Silicon carbide also operates at much higher voltages than silicon, meaning that it requires less energy to operate devices with the material. However, because this material is so new, there are only a few manufacturers around the world currently manufacturing silicon carbide. Scientists are working on developing processes to manufacture this product in volume and cheaply but they have yet to come up with a solution. Until then, only expensive niche applications will use this material; expect it to become much more common within the next decade or two. One possible application of silicon carbide could be in the field of computer processors, where it could replace silicon as a key component.

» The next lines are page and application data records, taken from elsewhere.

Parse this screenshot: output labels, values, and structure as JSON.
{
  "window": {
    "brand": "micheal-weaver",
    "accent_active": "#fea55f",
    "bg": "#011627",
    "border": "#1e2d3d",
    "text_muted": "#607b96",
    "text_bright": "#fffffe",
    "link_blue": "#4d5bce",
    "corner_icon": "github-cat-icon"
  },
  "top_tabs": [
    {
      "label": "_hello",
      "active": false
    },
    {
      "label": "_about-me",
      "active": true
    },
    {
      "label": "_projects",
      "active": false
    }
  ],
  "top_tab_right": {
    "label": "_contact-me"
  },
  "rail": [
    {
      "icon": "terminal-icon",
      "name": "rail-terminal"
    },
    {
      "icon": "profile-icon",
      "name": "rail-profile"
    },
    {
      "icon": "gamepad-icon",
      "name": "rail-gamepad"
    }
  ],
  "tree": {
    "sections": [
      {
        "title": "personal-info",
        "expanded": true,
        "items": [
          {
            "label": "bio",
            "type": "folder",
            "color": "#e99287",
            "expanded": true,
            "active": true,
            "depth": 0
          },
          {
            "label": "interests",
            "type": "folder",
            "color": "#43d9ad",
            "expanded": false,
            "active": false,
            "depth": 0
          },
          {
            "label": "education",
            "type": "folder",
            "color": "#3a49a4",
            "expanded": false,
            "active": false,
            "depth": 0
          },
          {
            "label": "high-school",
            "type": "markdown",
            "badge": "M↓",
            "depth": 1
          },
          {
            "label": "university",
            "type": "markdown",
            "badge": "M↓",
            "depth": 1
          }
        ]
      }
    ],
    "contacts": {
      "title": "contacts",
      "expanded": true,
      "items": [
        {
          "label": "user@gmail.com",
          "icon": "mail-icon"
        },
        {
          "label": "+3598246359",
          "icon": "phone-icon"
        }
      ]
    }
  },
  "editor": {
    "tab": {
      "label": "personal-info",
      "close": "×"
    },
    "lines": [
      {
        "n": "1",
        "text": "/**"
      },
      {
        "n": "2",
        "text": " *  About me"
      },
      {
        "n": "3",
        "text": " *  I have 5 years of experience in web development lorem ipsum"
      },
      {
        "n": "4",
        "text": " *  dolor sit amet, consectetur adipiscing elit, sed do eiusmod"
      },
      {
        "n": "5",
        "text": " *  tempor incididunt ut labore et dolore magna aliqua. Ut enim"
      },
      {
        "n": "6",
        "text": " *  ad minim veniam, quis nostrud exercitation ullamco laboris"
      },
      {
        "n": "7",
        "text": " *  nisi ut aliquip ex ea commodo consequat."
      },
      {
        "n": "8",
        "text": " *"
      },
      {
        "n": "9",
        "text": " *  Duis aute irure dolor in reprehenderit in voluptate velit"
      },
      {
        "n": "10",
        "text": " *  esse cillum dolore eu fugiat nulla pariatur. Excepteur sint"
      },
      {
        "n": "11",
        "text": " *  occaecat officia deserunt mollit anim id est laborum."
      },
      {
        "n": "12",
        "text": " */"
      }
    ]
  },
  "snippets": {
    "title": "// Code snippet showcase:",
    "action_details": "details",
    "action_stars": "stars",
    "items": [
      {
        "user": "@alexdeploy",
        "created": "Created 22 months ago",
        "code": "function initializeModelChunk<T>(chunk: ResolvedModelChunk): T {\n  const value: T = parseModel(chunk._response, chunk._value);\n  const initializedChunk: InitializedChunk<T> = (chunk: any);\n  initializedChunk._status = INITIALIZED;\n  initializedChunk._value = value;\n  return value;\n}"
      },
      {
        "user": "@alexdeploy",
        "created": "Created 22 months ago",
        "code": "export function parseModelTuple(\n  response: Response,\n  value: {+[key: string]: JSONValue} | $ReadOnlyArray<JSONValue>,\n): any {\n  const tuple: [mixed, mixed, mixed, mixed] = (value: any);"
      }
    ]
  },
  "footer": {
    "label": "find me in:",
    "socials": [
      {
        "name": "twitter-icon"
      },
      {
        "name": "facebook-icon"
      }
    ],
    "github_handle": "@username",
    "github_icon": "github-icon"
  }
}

Unlike other materials such as gallium arsenide, silicon carbide would not require significant changes to existing designs when replacing silicon. Current computing power is provided through the density of metal connections in integrated circuits—this metal density is one area where chips built using gallium arsenide excel over those made from other materials. Another advantage that gallium arsenide has over silicon carbide is its ability to emit light—current computer chips use optical cables to send signals from chip to chip and this could potentially change if new systems were developed for transferring data optically instead.
One problem with gallium arsenide is that it does not work well below -180 degrees Celsius. For example, any device designed to survive in outer space needs an alternative material due to the coldness of space (-270 degrees Celsius). Silicon carbide could theoretically fulfill this need since its melting point is twice that of silicon (-330 degrees Celsius). In addition, while many industries are starting to rely heavily on computer technology, car companies still rely heavily on mechanical parts. A potential application for silicon carbide here may be in making combustion engines more efficient by reducing wear and tear caused by friction.